Looking through the spice cupboard, I pulled out all the staples for an authentic curry. I picked out Garam Masala, Cumin, Turmeric, Coriander Seeds (which I ground myself in a pestle and mortar, but you could use Ground Coriander), Chilli Flakes and Cardamom Pods. These are all spices used in a lot of Indian cooking and I thought the flavours would be great in the curry I was picturing in my head. Also, turmeric is such an important spice in decreasing inflammation in the gut so I always try to add it to my meals wherever possible.
I started by dicing up the onions and crushing the garlic and ginger. I then fried these off in 2tbsps oil (leaving 1 tsp remaining to fry the rice in later) until they had softened and browned a bit.
Then I chopped up the bird’s-eye chillies – these really pack a punch, less is definitely more (only use one if you’re not a huge fan of spice) – and added them to the pan to fry off for another couple of minutes.
Next up I added the spices and fried them off for a minute or two with the onion, garlic, chilli and ginger, to release the flavours. I added the chicken next and cooked it off for about 5 mins before adding the chicken stock.I brought the whole thing up to them boil and then turned the heat down low to allow it to simmer away (with the top off so that some of the liquid could evaporate).Leaving the curry to simmer for an hour means that the onions melt into the stock which creates the sauce for the curry. They almost dissolve, thickening the liquid, and leaving the top off of the pan allows the rest of the liquid to evaporate. You’ll know it’s done when your sauce is no longer liquid but is thick enough to coat and stick to the chicken a little bit – so it’s just past the watery stage.
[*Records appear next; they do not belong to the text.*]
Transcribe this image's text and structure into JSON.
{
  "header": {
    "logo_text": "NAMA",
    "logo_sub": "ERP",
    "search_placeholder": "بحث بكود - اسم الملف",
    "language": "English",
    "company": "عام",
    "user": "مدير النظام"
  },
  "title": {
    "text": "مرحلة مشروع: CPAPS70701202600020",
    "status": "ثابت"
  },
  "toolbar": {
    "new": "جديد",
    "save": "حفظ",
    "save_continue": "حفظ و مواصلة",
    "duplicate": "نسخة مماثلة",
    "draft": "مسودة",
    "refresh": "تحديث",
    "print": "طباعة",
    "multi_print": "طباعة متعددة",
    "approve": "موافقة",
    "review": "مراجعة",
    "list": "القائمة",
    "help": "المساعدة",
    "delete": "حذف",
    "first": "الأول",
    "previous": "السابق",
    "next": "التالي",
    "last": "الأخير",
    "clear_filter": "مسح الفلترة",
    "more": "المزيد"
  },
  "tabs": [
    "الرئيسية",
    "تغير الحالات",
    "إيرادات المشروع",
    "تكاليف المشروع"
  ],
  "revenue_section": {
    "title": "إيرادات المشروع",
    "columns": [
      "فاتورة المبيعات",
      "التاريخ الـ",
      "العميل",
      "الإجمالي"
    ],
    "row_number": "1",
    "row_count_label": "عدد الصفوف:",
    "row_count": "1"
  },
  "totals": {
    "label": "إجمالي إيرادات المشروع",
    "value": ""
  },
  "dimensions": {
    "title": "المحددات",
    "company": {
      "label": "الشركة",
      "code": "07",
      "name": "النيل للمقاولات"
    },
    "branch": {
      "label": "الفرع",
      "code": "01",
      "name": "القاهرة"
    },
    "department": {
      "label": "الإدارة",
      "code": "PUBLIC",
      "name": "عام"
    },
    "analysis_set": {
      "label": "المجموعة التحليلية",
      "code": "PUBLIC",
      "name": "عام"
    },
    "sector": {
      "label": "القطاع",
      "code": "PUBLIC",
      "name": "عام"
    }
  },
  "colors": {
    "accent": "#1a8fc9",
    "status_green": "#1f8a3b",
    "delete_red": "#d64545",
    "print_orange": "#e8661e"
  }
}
When the curry was almost ready it was time to get on with the rice – Basmati for Dan and cauliflower rice for me. I riced half a small head of cauliflower by pulsing it in the food processor until the pieces were small enough to resemble rice. Then I stir fried the cauliflower rice in a tsp of olive oil , plenty of salt and pepper and a squeeze of lime juice. This only takes a minute or two until the cauliflower begins to soften. I washed Dan’s rice in a sieve under the tap to remove the starch and then added it to a pan of boiling water to cook for 15mins.At this point you are ready to plate up but make sure to remove the cardamom pods before serving. I piled the cauliflower rice into a bowl and added some of the chicken and the delicious sauce. A dollop of yoghurt on the top and it was ready to serve.Because the chicken had been cooking for so long, it was really tender and had absorbed all of the flavours from the sauce. The yoghurt just took the edge off the spiciness and was a perfect accompaniment and the cauliflower rice worked really well, soaking up a lot of the sauce and adding an extra texture. The whole dish was tasty, spicy and very satisfying – it really warmed us up on a cold evening – Can’t predict the British Summertime!